I became an active duty military chaplain with the Army after eight years in evangelistic and pastoral assistant work. My pastor, V. Arlen Guidroz of Dallas, Texas, sponsored me fresh out of seminary to conduct outreach for The Life Church and launch my evangelistic ministry. His ministry won me to the Lord when I was only 18 and gave me a great Apostolic foundation. I immediately pursued nine years of full-time college and seminary in preparation for ministry. As a chaplain, I have ministered to the needs of soldier families in America and other parts of the world for over 16 years. I have deployed to combat zones in Kuwait, Iraq and Afghanistan. I came close to meeting the Lord prematurely a few times, but I am still here to tell about it.
Why should a young man consider a ministry as chaplain?
Not only is military chaplaincy exciting, but it offers training and ministry opportunities that the civilian sector cannot match. Through the Army, I received an all-expense paid M.S. degree in counseling. Young soldiers, their families and government civilians are often in developmental stages and seek pastoral guidance. I have been trained in several world class counseling and training programs for families, and have been afforded the opportunity to earn my credentials as a licensed marriage and family therapist. I am currently working on credentials to clinically supervise other chaplains pursuing their licenses as well. If a young minister is serious about ministry, paying the price for education and credentialing as a chaplain is a legitimate pursuit for their calling.
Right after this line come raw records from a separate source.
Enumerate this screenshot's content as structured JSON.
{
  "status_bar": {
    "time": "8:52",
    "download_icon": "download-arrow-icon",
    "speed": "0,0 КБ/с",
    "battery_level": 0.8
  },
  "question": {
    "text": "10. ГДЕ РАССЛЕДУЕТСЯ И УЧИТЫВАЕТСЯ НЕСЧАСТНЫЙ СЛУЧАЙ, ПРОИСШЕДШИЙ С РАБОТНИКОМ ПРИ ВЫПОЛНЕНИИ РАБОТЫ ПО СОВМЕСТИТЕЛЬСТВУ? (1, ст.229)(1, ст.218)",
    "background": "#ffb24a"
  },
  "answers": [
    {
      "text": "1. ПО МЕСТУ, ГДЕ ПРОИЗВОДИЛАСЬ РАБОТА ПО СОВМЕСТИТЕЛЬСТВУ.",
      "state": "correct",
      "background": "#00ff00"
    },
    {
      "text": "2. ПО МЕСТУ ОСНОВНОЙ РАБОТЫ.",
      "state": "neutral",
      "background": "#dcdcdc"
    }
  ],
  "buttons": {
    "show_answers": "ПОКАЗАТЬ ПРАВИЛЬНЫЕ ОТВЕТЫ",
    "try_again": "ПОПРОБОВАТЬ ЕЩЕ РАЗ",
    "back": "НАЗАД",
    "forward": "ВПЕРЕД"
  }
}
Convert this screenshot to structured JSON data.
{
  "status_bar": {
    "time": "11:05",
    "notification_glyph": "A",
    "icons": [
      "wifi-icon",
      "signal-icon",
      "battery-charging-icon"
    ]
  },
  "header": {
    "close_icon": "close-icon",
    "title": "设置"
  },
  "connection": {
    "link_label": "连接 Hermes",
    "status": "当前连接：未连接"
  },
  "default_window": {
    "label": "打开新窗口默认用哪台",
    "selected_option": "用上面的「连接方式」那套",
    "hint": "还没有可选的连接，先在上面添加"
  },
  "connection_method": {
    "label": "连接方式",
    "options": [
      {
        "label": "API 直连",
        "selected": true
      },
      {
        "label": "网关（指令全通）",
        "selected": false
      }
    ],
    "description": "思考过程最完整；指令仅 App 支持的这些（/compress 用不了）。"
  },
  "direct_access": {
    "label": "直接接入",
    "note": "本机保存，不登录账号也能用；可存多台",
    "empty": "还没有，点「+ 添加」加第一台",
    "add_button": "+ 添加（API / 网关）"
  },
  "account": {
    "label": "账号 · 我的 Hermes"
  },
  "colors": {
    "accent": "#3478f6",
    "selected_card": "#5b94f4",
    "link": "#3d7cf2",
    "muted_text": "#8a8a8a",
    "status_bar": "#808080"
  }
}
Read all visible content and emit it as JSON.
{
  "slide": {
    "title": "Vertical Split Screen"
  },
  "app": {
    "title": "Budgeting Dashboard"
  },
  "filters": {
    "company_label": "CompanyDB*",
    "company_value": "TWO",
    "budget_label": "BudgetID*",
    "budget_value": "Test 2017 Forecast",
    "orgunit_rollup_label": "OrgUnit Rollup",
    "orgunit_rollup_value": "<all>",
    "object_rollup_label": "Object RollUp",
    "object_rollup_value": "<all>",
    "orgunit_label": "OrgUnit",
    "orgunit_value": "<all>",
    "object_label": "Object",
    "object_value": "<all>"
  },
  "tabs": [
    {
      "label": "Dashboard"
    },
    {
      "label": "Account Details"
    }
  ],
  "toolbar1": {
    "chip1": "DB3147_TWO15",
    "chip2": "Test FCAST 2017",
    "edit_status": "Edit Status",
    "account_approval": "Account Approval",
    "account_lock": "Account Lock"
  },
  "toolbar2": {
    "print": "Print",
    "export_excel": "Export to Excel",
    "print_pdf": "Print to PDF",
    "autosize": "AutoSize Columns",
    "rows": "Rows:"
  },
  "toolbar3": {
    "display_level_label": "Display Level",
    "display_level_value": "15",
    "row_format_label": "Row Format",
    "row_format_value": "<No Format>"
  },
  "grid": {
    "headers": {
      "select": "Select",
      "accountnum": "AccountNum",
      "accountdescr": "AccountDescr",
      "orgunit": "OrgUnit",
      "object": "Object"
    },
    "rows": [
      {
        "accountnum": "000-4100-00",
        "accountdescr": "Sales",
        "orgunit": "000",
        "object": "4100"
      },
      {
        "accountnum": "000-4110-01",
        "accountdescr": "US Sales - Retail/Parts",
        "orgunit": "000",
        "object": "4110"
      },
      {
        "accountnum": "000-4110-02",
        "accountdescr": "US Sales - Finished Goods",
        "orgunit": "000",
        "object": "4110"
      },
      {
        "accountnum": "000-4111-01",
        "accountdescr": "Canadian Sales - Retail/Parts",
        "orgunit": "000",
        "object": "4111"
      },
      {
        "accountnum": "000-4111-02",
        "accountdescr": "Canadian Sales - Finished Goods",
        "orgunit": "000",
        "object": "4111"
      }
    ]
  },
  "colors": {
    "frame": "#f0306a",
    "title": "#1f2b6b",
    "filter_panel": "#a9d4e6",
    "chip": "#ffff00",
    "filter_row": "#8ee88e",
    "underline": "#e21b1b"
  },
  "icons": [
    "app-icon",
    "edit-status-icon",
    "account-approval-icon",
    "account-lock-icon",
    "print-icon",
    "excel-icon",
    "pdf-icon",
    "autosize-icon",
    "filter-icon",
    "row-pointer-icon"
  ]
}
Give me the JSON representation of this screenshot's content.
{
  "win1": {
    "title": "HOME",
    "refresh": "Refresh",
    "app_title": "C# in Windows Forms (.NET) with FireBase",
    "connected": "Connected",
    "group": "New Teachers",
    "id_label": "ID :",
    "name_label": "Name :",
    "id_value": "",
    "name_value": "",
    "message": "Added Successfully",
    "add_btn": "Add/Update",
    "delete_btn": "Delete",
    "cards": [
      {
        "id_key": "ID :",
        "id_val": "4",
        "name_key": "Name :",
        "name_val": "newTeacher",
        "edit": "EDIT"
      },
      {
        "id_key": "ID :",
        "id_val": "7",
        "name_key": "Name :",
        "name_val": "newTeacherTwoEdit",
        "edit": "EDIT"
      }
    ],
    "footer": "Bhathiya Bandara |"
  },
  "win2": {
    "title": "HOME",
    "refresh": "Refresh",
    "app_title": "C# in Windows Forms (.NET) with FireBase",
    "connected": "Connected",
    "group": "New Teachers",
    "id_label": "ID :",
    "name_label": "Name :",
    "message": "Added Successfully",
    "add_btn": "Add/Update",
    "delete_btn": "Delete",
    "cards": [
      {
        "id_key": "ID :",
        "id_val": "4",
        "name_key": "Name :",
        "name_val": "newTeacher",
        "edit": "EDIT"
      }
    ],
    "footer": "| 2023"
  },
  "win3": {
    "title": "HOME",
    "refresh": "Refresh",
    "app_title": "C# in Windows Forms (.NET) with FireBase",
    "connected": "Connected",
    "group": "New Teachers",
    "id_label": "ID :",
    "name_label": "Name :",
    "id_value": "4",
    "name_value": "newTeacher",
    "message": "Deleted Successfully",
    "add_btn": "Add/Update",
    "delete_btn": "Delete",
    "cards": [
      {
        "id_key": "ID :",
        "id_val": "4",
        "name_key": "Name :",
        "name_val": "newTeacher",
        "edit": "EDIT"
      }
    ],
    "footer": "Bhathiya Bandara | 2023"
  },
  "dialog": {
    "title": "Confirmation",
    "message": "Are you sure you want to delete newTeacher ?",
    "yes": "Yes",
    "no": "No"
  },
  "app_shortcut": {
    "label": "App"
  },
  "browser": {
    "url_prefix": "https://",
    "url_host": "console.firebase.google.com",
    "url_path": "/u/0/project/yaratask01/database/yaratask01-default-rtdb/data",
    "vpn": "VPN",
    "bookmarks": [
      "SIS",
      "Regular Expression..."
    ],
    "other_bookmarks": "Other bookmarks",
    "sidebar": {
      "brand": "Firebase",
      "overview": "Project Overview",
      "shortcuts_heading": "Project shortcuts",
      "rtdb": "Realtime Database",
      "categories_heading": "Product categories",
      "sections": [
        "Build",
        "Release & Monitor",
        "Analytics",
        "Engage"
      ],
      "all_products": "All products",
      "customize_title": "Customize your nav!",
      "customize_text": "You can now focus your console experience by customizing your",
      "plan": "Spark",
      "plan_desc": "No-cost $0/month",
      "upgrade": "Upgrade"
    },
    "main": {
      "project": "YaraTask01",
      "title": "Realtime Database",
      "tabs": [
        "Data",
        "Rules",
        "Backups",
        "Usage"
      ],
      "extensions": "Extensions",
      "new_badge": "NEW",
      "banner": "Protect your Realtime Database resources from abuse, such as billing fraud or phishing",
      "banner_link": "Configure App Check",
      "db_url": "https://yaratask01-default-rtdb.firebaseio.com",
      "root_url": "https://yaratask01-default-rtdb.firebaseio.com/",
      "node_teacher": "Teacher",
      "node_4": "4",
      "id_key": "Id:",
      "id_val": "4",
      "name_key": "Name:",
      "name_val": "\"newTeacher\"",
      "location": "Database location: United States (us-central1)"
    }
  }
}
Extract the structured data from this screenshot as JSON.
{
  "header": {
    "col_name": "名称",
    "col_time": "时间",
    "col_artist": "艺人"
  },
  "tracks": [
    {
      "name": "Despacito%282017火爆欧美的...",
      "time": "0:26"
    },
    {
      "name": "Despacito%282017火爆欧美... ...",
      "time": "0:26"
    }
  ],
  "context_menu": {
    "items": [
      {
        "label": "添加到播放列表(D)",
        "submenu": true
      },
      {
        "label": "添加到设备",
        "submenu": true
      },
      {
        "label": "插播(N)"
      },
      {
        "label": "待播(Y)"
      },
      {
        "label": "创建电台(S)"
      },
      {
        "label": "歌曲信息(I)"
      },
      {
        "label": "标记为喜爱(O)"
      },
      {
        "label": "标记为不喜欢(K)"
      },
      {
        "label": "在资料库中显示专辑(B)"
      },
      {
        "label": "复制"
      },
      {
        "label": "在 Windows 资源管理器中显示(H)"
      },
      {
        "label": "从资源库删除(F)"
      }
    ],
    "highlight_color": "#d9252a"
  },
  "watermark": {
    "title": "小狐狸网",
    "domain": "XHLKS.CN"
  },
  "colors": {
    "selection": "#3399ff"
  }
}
World travel is a great benefit. The rich cultural experience and chance to travel across Europe for six years resulted from this ministry. Overseas, the demand for U.S. worship services and family counseling increases as families seek a little bit of American familiarity while stationed in a foreign country. They will turn to a chaplain for counseling, and worship in somebody’s service – who better than an Apostolic chaplain to fill the need? Combat is also another great opportunity for ministry. Many baptisms in Jesus’ name result from an Apostolic chaplain being in a combat zone.
What is required to be a chaplain in the military?
A minister must be ordained and endorsed by their Ecclesiastical organization. They must also hold an accredited bachelor’s degree and Master of Divinity recognized by the Department of Defense. The service prefers candidates with a few years of post-seminary professional experience. The entire requirement process for a chaplain usually takes about 10 years to complete. Height, weight and physical conditioning standards are strictly observed and enforced. Each candidate is screened for the ability to minister according to their faith without disrespecting the beliefs of others. In addition, they must compete in an accessioning board with other highly credentialed applicants.
What are the challenges and rewards of being a chaplain?
The challenges include sustained physical fitness and answering to a chain of command versus an autonomous ministry. Relocating every two or three years, deployment and separation from family are ever-looming realities. The rewards are many, including intense ministry, concentrated crisis counseling, and often being connected to front page news issues on a daily basis. The Army does authorize a budget to conduct ministry that a local church or an independent evangelist would normally not be able to provide. I was especially blessed to train over 600 Army families in the beautiful mountains of Bavaria on the Austrian border utilizing a first class military resort. Having the opportunity to minister to America’s best at their greatest time of need is a very fulfilling reward in itself.
Bro. Brott, tell us the story behind your book The Hooah Factor and why you wrote it.
“Hooah” is an Army term that denotes motivation and dedication. My book, The Hooah Factor, was a dream I began pursuing at my first duty station. It highlights many parallels of soldier discipline and motivation with Christian living. Unique military phrases springboard several vignettes that inspire and inform the motivated Christian soldier. Any Christian can take this book to assess where they are spiritually and motivate themselves to march to new heights in their Christian journey. The book takes the reader from the Chaplain Officer Basic Course located at Fort Jackson, South Carolina, and they journey with me to combat zone experiences in Kuwait, Iraq and Afghanistan.
How is your book ordered?
My book is available in paperback or e-book format through Amazon.com or the Pentecostal Publishing House website for under $10 (+shipping). Just type in “Hooah” to either website’s search engine, and the book will appear. If a church would like to do a bulk order, they may contact me at: firstname.lastname@example.org. The local church at my last duty station uses them as gifts for their military guests. Readers can follow my blog, “The Motivated Christian Soldier” at: http://rjbrott.blogspot.com.